(Input for this task begins)

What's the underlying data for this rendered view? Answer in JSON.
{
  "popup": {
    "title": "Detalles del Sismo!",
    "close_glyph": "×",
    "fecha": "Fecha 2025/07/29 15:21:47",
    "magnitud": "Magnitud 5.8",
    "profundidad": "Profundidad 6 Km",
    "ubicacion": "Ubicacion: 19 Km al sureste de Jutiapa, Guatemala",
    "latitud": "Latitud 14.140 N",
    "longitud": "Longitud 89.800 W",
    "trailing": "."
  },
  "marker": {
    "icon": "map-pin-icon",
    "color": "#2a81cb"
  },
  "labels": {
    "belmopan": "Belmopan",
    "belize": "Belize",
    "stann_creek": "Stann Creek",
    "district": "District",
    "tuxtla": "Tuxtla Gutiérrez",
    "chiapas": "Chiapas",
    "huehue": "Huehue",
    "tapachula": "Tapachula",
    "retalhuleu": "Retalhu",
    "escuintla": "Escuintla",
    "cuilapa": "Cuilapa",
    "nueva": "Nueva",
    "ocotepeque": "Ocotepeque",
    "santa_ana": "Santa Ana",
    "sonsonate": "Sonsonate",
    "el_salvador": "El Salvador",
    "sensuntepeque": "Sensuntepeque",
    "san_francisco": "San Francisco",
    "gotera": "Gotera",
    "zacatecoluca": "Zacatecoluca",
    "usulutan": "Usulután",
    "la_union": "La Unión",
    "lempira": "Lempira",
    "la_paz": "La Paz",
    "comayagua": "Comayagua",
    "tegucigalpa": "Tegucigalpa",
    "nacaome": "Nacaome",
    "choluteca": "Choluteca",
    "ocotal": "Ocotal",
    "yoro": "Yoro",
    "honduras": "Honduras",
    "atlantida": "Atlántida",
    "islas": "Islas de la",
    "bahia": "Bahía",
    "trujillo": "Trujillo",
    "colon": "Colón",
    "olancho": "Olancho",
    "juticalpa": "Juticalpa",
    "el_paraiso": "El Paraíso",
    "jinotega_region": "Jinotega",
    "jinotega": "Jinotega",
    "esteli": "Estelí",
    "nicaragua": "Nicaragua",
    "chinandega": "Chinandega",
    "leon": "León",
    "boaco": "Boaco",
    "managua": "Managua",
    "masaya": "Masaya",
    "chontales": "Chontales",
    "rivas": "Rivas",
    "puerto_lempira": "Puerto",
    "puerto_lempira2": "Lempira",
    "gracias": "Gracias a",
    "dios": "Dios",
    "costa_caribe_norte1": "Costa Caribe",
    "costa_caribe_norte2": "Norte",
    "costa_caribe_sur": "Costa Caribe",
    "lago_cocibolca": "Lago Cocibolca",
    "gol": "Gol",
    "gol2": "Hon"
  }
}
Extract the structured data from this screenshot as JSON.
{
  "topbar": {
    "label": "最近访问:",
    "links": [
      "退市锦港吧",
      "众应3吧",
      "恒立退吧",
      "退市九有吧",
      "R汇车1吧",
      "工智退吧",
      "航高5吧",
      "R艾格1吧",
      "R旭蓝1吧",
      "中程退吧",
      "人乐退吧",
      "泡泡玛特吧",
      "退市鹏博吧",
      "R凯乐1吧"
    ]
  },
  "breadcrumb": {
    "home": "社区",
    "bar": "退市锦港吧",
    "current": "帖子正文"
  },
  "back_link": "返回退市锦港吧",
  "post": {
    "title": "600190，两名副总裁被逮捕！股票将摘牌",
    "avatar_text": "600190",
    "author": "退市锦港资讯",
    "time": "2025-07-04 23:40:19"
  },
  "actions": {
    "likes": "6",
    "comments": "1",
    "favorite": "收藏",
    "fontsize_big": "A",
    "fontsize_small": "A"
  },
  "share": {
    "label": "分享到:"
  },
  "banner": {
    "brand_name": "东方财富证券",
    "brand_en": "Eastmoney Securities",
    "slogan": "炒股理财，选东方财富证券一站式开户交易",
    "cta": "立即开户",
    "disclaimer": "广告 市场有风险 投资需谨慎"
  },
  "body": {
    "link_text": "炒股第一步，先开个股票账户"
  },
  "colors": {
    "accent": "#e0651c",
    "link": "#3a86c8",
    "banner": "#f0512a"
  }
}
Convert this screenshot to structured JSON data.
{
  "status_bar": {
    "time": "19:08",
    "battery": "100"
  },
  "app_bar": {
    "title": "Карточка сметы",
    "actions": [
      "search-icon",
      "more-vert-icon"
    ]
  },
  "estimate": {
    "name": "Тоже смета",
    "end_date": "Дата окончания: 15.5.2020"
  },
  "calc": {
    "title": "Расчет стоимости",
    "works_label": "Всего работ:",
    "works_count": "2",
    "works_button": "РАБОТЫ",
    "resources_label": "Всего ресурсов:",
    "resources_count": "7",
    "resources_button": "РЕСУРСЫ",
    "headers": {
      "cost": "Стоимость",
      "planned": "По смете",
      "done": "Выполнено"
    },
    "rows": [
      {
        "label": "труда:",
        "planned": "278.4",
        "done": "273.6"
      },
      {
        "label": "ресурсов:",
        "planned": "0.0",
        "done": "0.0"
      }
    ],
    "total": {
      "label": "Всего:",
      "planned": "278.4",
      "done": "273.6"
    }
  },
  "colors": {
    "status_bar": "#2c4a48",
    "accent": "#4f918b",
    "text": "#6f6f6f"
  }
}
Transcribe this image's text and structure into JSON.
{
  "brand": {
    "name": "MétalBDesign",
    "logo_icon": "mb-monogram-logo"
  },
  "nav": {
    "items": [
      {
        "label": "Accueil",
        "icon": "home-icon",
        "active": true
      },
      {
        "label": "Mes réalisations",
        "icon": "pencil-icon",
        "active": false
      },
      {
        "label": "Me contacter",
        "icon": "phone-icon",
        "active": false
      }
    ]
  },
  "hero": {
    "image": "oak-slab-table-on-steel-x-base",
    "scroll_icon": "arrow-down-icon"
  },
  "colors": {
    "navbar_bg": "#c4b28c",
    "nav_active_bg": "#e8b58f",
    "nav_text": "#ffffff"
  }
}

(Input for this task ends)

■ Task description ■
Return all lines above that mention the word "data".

■ Answer area ■
What's the underlying data for this rendered view? Answer in JSON.
Extract the structured data from this screenshot as JSON.
Convert this screenshot to structured JSON data.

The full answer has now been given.